• [Activity]:
What is needed here is an exact copy of every entry.

• [Dataset]:
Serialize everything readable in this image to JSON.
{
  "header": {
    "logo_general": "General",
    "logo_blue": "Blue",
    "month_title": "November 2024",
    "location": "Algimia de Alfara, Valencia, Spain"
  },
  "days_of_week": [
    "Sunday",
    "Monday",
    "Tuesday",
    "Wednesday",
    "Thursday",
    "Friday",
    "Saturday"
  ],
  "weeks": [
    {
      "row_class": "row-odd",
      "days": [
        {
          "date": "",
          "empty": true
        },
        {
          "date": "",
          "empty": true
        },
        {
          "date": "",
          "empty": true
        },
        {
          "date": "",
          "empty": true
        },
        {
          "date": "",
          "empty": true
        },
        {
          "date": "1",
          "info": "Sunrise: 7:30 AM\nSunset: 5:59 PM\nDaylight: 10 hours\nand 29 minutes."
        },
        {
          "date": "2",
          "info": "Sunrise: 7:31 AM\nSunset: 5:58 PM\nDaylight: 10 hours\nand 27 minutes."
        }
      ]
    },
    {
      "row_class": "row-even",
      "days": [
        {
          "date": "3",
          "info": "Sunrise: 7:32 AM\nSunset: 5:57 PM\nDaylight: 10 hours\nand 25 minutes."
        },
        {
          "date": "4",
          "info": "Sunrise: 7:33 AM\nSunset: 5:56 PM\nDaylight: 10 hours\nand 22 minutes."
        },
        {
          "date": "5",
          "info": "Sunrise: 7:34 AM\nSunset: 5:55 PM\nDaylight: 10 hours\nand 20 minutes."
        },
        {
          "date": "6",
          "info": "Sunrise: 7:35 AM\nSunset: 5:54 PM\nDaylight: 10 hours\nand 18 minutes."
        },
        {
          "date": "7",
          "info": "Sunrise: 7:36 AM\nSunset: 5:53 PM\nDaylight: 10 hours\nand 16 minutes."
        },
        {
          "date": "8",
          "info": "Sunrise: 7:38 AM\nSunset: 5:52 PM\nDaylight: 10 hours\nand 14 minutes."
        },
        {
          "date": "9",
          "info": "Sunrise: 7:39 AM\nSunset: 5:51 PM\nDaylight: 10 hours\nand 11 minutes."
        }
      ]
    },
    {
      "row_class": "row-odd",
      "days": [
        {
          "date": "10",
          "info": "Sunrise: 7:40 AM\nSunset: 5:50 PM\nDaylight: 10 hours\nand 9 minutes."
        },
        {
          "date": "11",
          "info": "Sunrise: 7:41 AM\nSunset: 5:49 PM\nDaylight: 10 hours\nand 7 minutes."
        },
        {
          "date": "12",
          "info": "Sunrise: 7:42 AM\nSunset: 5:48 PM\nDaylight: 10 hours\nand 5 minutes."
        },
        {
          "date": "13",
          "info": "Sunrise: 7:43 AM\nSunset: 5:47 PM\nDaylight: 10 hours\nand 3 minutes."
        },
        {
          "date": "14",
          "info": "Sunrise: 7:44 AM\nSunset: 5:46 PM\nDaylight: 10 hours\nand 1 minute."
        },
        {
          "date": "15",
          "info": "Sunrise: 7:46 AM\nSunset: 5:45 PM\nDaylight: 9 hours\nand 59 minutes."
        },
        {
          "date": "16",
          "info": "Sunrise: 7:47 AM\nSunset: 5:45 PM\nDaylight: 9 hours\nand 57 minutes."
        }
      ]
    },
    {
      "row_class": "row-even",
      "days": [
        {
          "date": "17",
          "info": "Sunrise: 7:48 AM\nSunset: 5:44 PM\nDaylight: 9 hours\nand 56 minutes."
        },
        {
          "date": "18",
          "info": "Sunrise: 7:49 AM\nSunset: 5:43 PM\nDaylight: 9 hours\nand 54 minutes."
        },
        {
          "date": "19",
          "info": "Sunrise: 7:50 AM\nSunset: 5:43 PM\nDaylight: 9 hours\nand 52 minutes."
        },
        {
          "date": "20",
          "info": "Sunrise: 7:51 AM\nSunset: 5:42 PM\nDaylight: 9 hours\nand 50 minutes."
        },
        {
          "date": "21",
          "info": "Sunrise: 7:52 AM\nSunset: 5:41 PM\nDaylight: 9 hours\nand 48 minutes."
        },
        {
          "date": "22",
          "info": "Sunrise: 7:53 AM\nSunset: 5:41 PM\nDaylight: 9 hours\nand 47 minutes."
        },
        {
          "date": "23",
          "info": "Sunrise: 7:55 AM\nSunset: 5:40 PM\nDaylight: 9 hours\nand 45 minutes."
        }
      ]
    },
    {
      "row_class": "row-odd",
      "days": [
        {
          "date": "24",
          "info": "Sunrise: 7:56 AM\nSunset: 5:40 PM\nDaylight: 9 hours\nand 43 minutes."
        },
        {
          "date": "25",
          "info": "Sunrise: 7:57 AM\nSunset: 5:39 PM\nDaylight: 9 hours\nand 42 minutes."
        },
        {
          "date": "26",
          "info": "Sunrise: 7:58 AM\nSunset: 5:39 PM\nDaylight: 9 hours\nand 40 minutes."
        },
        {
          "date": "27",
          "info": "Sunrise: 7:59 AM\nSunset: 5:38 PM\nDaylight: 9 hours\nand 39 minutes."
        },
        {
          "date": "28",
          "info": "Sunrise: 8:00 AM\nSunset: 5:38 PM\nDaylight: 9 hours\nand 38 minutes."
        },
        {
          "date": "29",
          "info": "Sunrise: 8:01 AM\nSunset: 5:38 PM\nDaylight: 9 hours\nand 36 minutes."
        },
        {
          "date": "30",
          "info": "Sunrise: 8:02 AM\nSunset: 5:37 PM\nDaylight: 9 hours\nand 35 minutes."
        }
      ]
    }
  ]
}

• [Answer to this exercise]:
Serialize everything readable in this image to JSON.
{
  "header": {
    "logo_general": "General",
    "logo_blue": "Blue",
    "month_title": "November 2024",
    "location": "Algimia de Alfara, Valencia, Spain"
  },
  "days_of_week": [
    "Sunday",
    "Monday",
    "Tuesday",
    "Wednesday",
    "Thursday",
    "Friday",
    "Saturday"
  ],
  "weeks": [
    {
      "row_class": "row-odd",
      "days": [
        {
          "date": "",
          "empty": true
        },
        {
          "date": "",
          "empty": true
        },
        {
          "date": "",
          "empty": true
        },
        {
          "date": "",
          "empty": true
        },
        {
          "date": "",
          "empty": true
        },
        {
          "date": "1",
          "info": "Sunrise: 7:30 AM\nSunset: 5:59 PM\nDaylight: 10 hours\nand 29 minutes."
        },
        {
          "date": "2",
          "info": "Sunrise: 7:31 AM\nSunset: 5:58 PM\nDaylight: 10 hours\nand 27 minutes."
        }
      ]
    },
    {
      "row_class": "row-even",
      "days": [
        {
          "date": "3",
          "info": "Sunrise: 7:32 AM\nSunset: 5:57 PM\nDaylight: 10 hours\nand 25 minutes."
        },
        {
          "date": "4",
          "info": "Sunrise: 7:33 AM\nSunset: 5:56 PM\nDaylight: 10 hours\nand 22 minutes."
        },
        {
          "date": "5",
          "info": "Sunrise: 7:34 AM\nSunset: 5:55 PM\nDaylight: 10 hours\nand 20 minutes."
        },
        {
          "date": "6",
          "info": "Sunrise: 7:35 AM\nSunset: 5:54 PM\nDaylight: 10 hours\nand 18 minutes."
        },
        {
          "date": "7",
          "info": "Sunrise: 7:36 AM\nSunset: 5:53 PM\nDaylight: 10 hours\nand 16 minutes."
        },
        {
          "date": "8",
          "info": "Sunrise: 7:38 AM\nSunset: 5:52 PM\nDaylight: 10 hours\nand 14 minutes."
        },
        {
          "date": "9",
          "info": "Sunrise: 7:39 AM\nSunset: 5:51 PM\nDaylight: 10 hours\nand 11 minutes."
        }
      ]
    },
    {
      "row_class": "row-odd",
      "days": [
        {
          "date": "10",
          "info": "Sunrise: 7:40 AM\nSunset: 5:50 PM\nDaylight: 10 hours\nand 9 minutes."
        },
        {
          "date": "11",
          "info": "Sunrise: 7:41 AM\nSunset: 5:49 PM\nDaylight: 10 hours\nand 7 minutes."
        },
        {
          "date": "12",
          "info": "Sunrise: 7:42 AM\nSunset: 5:48 PM\nDaylight: 10 hours\nand 5 minutes."
        },
        {
          "date": "13",
          "info": "Sunrise: 7:43 AM\nSunset: 5:47 PM\nDaylight: 10 hours\nand 3 minutes."
        },
        {
          "date": "14",
          "info": "Sunrise: 7:44 AM\nSunset: 5:46 PM\nDaylight: 10 hours\nand 1 minute."
        },
        {
          "date": "15",
          "info": "Sunrise: 7:46 AM\nSunset: 5:45 PM\nDaylight: 9 hours\nand 59 minutes."
        },
        {
          "date": "16",
          "info": "Sunrise: 7:47 AM\nSunset: 5:45 PM\nDaylight: 9 hours\nand 57 minutes."
        }
      ]
    },
    {
      "row_class": "row-even",
      "days": [
        {
          "date": "17",
          "info": "Sunrise: 7:48 AM\nSunset: 5:44 PM\nDaylight: 9 hours\nand 56 minutes."
        },
        {
          "date": "18",
          "info": "Sunrise: 7:49 AM\nSunset: 5:43 PM\nDaylight: 9 hours\nand 54 minutes."
        },
        {
          "date": "19",
          "info": "Sunrise: 7:50 AM\nSunset: 5:43 PM\nDaylight: 9 hours\nand 52 minutes."
        },
        {
          "date": "20",
          "info": "Sunrise: 7:51 AM\nSunset: 5:42 PM\nDaylight: 9 hours\nand 50 minutes."
        },
        {
          "date": "21",
          "info": "Sunrise: 7:52 AM\nSunset: 5:41 PM\nDaylight: 9 hours\nand 48 minutes."
        },
        {
          "date": "22",
          "info": "Sunrise: 7:53 AM\nSunset: 5:41 PM\nDaylight: 9 hours\nand 47 minutes."
        },
        {
          "date": "23",
          "info": "Sunrise: 7:55 AM\nSunset: 5:40 PM\nDaylight: 9 hours\nand 45 minutes."
        }
      ]
    },
    {
      "row_class": "row-odd",
      "days": [
        {
          "date": "24",
          "info": "Sunrise: 7:56 AM\nSunset: 5:40 PM\nDaylight: 9 hours\nand 43 minutes."
        },
        {
          "date": "25",
          "info": "Sunrise: 7:57 AM\nSunset: 5:39 PM\nDaylight: 9 hours\nand 42 minutes."
        },
        {
          "date": "26",
          "info": "Sunrise: 7:58 AM\nSunset: 5:39 PM\nDaylight: 9 hours\nand 40 minutes."
        },
        {
          "date": "27",
          "info": "Sunrise: 7:59 AM\nSunset: 5:38 PM\nDaylight: 9 hours\nand 39 minutes."
        },
        {
          "date": "28",
          "info": "Sunrise: 8:00 AM\nSunset: 5:38 PM\nDaylight: 9 hours\nand 38 minutes."
        },
        {
          "date": "29",
          "info": "Sunrise: 8:01 AM\nSunset: 5:38 PM\nDaylight: 9 hours\nand 36 minutes."
        },
        {
          "date": "30",
          "info": "Sunrise: 8:02 AM\nSunset: 5:37 PM\nDaylight: 9 hours\nand 35 minutes."
        }
      ]
    }
  ]
}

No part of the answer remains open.